There are more infectious agents that are transmitted sexually, but these cause general illness (HIV) or diseases of internal organs (e.g., hepatitis B).

In up to 75% of cases, sexually transmitted infections are asymptomatic. The symptoms of several diseases also overlap and different infectious agents may co-occur. Thus, without taking a test, an infected person does not know that he or she is infected and could spread the disease to others, and which disease it is.

 

Incubation period of sexually transmitted diseases

Sexually transmitted diseases have an incubation period, which must be accounted for – this is a period of time when you have been infected, but the test results may not yet indicate it.

The descriptions included with all the tests provide a recommended time period for taking each test. Please note that the result reflects only the current situation; if a later infection is suspected, the test should be repeated.
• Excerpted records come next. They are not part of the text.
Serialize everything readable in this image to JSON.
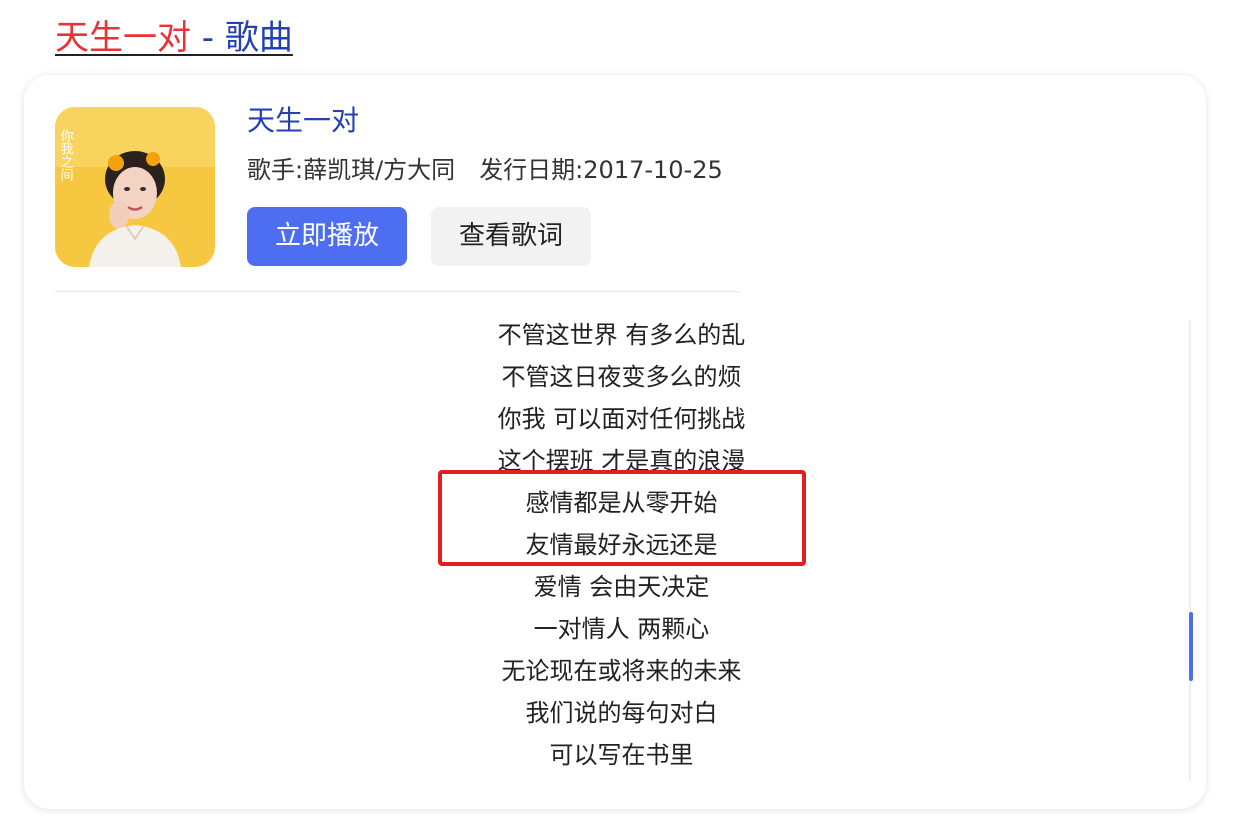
{
  "result": {
    "title_highlight": "天生一对",
    "title_rest": " - 歌曲"
  },
  "song": {
    "name": "天生一对",
    "singer_label": "歌手:",
    "singer": "薛凯琪/方大同",
    "date_label": "发行日期:",
    "date": "2017-10-25",
    "cover_icon": "album-cover-portrait",
    "cover_text": "你我之间"
  },
  "buttons": {
    "play": "立即播放",
    "lyrics": "查看歌词"
  },
  "lyrics": [
    "不管这世界 有多么的乱",
    "不管这日夜变多么的烦",
    "你我 可以面对任何挑战",
    "这个摆班 才是真的浪漫",
    "感情都是从零开始",
    "友情最好永远还是",
    "爱情 会由天决定",
    "一对情人 两颗心",
    "无论现在或将来的未来",
    "我们说的每句对白",
    "可以写在书里"
  ],
  "colors": {
    "highlight_red": "#e8323a",
    "link_blue": "#2440b3",
    "primary_button": "#4e6ef2",
    "annotation_red": "#e02020"
  }
}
Read more about the incubation period of sexually transmitted diseases HERE.

 

Which test should I choose?

If you have had unprotected sex, you may not know which sexually transmitted diseases you should get yourself tested for.
Therefore, it is always a good idea to choose the panel that includes all common STI tests.

 

Which sample material is used for collecting the sample?
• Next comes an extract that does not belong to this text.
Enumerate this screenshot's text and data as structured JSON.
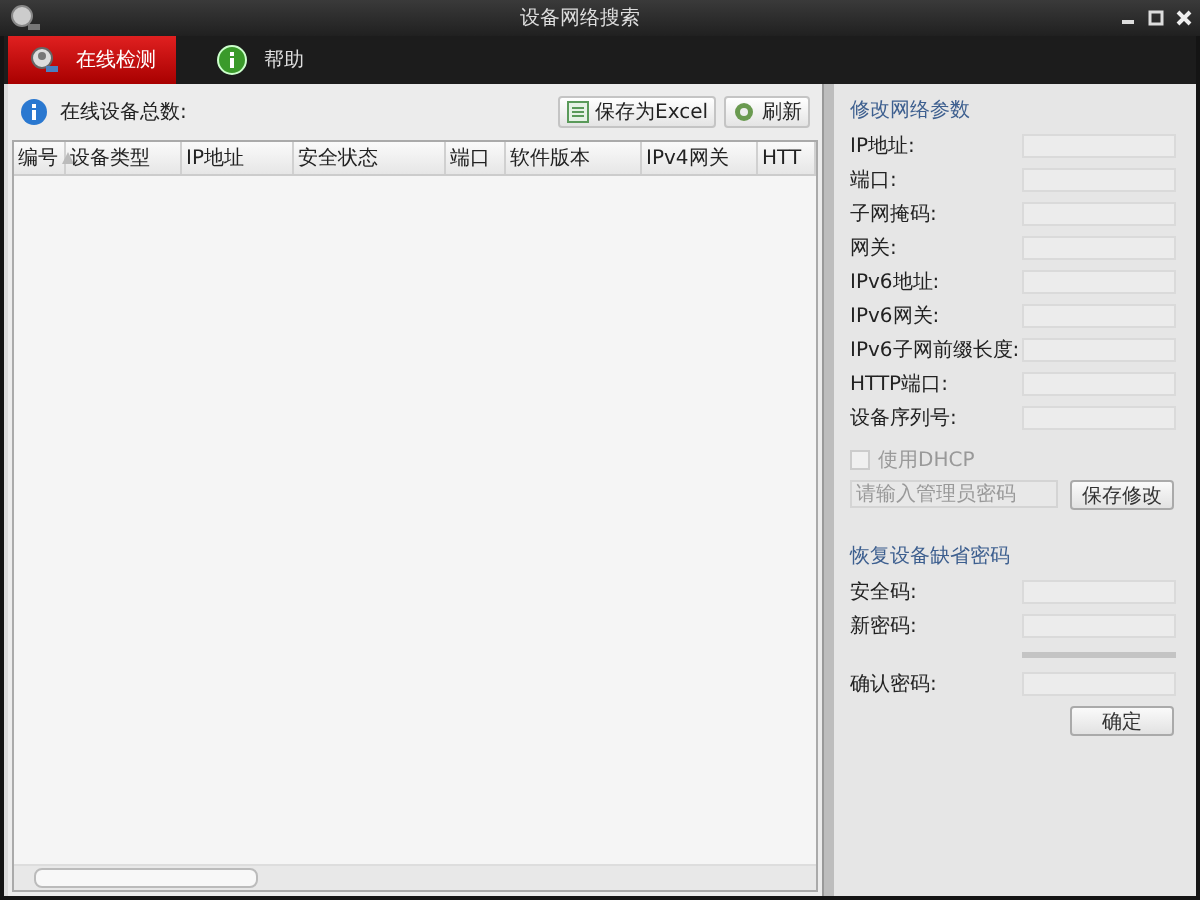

Different sample materials are used to test a person for sexually transmitted diseases, depending on their sexual behaviour and gender:

  1. VENOUS BLOOD; taken in the lab
  2. URINE (men); the sample can be collected at home
  3. VAGINAL SWAB (women); the sample can be collected at home
  4. BLISTER FLUID; the sample can be collected at home
  5. THROAT SWAB; the sample can be collected at home
  6. RECTAL SWAB; the sample can be collected at home

In nearly 25% of cases, the infectious agent can be detected from throat or rectal swab; in case of men having sexual relations with men, in 90% of cases the infectious agent is there.

When collecting a sample at home, it is very important to follow the sample collection instructions precisely. You can find the instructions HERE.

 

How to order?

  1. Order the required tests and choose the delivery method of the sample collection kit (Smartpost parcel terminal or from the lab).
  2. Collect the sample at home following the INSTRUCTIONS.
  3. Deliver the sample back to the lab (send it by Smartpost parcel terminal or take it to the lab yourself).
  4. The results will be displayed in the MINU.SYNLAB.EE patient portal. You will be notified by email or SMS when the results arrive.

 

Results

The results will be displayed in the MINU.SYNLAB.EE patient portal within 2-5 working days.

A positive result indicates that an infectious agent is present in the sample material, in which case it is recommended that you consult a physician (e.g., a men’s health doctor, gynaecologist) for appropriate treatment.

HERE is a list of physicians to consult in case of a positive result. 

It is also possible to order an additional paid consultation by a SYNLAB lab doctor (clinical microbiologist) to interpret the results.

If you wish, you can test for sexually transmitted diseases (except for HPV) ANONYMOUSLY, i.e., your results will not be displayed in the digilugu.ee environment.

  • If you order tests for sexually transmitted diseases as an anonymous user, your results WILL NOT be displayed in the Digilugu.ee environment.
  • If you wish, you can order the sample collection kit to your preferred parcel terminal (paid) or you can receive it from a SYNLAB sample collection point.
To get yourself tested for sexually transmitted diseases, please log in to the patient portal.

Log in with anonymous accountLog in with a personalised account

 

  • If you order tests for sexually transmitted diseases as an anonymous user, your results WILL NOT be displayed in the Digilugu.ee environment.
  • If you wish, you can order the sample collection kit to your preferred parcel terminal (paid) or you can receive it from a SYNLAB sample collection point.